■ Material provided:
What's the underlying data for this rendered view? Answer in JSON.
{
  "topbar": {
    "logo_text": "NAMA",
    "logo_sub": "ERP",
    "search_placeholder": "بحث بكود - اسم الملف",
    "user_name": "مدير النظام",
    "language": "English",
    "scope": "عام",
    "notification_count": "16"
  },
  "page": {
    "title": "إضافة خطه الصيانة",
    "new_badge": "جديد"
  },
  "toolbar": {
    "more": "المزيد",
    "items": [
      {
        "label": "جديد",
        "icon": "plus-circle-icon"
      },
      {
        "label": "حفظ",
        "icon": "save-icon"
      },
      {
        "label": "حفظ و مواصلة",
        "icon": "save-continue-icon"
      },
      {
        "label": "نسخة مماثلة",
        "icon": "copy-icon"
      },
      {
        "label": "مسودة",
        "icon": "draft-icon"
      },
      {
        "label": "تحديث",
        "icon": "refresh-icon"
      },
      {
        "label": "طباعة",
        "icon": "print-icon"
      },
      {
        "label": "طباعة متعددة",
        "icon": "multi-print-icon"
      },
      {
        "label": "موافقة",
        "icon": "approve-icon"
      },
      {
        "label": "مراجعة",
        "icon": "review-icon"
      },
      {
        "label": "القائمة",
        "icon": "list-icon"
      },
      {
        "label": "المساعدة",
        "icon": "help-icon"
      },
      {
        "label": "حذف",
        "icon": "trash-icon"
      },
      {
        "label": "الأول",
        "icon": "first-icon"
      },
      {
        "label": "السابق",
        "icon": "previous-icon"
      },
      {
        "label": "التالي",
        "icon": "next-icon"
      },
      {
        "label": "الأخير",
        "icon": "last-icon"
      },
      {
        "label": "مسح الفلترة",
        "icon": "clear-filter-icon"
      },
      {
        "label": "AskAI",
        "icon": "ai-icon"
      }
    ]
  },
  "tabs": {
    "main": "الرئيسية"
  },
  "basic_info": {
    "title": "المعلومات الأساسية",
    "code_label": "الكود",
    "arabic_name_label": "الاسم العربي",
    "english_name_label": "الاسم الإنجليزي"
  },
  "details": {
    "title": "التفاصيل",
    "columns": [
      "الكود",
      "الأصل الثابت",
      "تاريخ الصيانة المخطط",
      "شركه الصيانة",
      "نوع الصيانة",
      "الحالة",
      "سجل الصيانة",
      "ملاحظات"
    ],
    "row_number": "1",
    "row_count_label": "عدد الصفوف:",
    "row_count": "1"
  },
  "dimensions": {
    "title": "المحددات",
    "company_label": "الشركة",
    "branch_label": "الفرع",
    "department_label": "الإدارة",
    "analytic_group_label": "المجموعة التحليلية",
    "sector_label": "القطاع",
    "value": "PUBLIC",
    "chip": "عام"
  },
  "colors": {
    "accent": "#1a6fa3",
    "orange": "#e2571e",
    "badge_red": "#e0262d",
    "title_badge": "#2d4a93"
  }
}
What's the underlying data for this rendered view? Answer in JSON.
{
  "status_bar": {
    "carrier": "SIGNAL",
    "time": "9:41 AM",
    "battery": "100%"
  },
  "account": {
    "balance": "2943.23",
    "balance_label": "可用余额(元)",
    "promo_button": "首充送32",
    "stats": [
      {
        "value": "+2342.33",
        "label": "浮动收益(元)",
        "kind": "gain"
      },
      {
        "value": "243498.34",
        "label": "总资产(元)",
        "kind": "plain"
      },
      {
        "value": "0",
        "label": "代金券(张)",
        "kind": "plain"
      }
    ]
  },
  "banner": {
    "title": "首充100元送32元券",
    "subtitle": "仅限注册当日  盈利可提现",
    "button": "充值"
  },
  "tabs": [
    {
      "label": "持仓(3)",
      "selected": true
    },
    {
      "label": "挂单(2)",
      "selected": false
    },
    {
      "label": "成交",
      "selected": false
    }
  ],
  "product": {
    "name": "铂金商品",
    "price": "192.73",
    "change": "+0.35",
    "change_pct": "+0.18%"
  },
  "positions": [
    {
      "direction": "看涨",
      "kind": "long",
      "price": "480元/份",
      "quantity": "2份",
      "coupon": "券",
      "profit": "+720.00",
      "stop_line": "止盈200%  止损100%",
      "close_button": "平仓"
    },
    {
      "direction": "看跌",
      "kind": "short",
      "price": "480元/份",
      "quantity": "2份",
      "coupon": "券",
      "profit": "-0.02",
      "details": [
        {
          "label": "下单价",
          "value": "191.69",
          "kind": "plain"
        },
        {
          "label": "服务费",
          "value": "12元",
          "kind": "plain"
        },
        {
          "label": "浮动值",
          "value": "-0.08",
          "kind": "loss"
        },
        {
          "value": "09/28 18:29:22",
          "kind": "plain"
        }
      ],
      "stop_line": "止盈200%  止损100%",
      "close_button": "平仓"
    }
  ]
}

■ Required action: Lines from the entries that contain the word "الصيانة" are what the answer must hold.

■ Reply to the task:
    "title": "إضافة خطه الصيانة",
      "تاريخ الصيانة المخطط",
      "شركه الصيانة",
      "نوع الصيانة",
      "سجل الصيانة",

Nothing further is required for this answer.